few conservatives who are on TV are not enough to balance the rest
of them, who are in their natural environment.'
"Is it possible he
really believes what he's saying?"
It is certainly possible, and
sadly probable, that much of the DC-based media believe Matusow's
assessments and thus dismiss complaints about liberal bias. Let's look
at a few of Matusow's assertions:
presumptive liberals -- Linda Wertheimer [of NPR], Robert Siegel [of
NPR], Diane Rehm [NPR talk host], and James Fallows [Editor of U.S.
News] -- work at jobs that require them to play it straight."
Comment: Quite an
example of defining away bias. If you should be balanced to properly
perform your job then you are balanced.
Matusow: "When we asked
people if they could name any fire- breathing left-wingers in the
Washington press corps, the only person most could think of was
Lars-Erik Nelson of the New York Daily News."
Comment: He's the one!
The only liberal in DC. This conclusion shows just how far to the left
the Washington media define the center.
partisans like Bill Safire, Bill Kristol, Tony Snow, Tony Blankley,
Charles Krauthammer, Bob Novak, Fred Barnes, and George Will are
pitted against journalists like Evan Thomas, Al Hunt, Nina Totenberg,
David Broder, Sam Donaldson, and Cokie Roberts, all of whom have
centrist, mildly liberal, or ideologically unpredictable views."
missed the obvious implication. Journalists can provide the
"mildly liberal" view but you have to go outside of
journalism to find a conservative commentator.
conventional journalists like Eleanor Clift and Margaret Carlson are
forced to hold up the liberal side of the argument almost by default,
they can never be as convincing as true believers like Bob Novak or
can always find shortcomings in those on their side. So, the fact that
Matusow doesn't see Carlson and Clift as consistent liberals shows

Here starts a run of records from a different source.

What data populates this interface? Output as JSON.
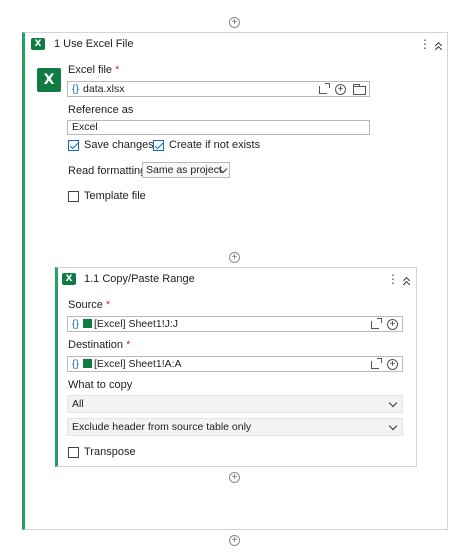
{
  "outer": {
    "title": "1  Use Excel File",
    "excel_icon": "excel-icon",
    "excel_file": {
      "label": "Excel file",
      "required_mark": "*",
      "value": "data.xlsx",
      "brace": "{}"
    },
    "reference": {
      "label": "Reference as",
      "value": "Excel"
    },
    "save_changes": {
      "label": "Save changes",
      "checked": true
    },
    "create_if_not_exists": {
      "label": "Create if not exists",
      "checked": true
    },
    "read_formatting": {
      "label": "Read formatting",
      "value": "Same as project"
    },
    "template_file": {
      "label": "Template file",
      "checked": false
    }
  },
  "inner": {
    "title": "1.1  Copy/Paste Range",
    "excel_icon": "excel-icon",
    "source": {
      "label": "Source",
      "required_mark": "*",
      "brace": "{}",
      "value": "[Excel] Sheet1!J:J"
    },
    "destination": {
      "label": "Destination",
      "required_mark": "*",
      "brace": "{}",
      "value": "[Excel] Sheet1!A:A"
    },
    "what_to_copy": {
      "label": "What to copy",
      "value": "All"
    },
    "header_option": {
      "value": "Exclude header from source table only"
    },
    "transpose": {
      "label": "Transpose",
      "checked": false
    }
  },
  "icons": {
    "add": "+",
    "more": "⋮",
    "xl_letter": "X"
  },
  "colors": {
    "accent_green": "#21a366",
    "excel_green": "#107c41",
    "link_blue": "#0f6cbd"
  }
}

where she's coming from as well as the prism through which many in
Washington journalism see politics. And I doubt Clift and Carlson have
to be "forced to hold up the liberal side."
From a conservative
perspective, however, you could also point out that the conservative
"true believers" and "fiery partisans" reflect a
range of opinion that often strays from the majority conservative
line. George Will believes in raising taxes. Bill Kristol spoke
glowingly about liberal Republican Colin Powell. Tony Snow and Fred
Barnes are hardly as hard core are Bob Novak. But Novak hardly upholds
the traditional conservative line on China or the Middle East. And
since when did Robert Samuelson become a conservative?
If Margaret Carlson and
Eleanor Clift are not liberal pontificators then Matusow is correct,
there is no liberal media establishment. It's nice to be able to
define away a charge.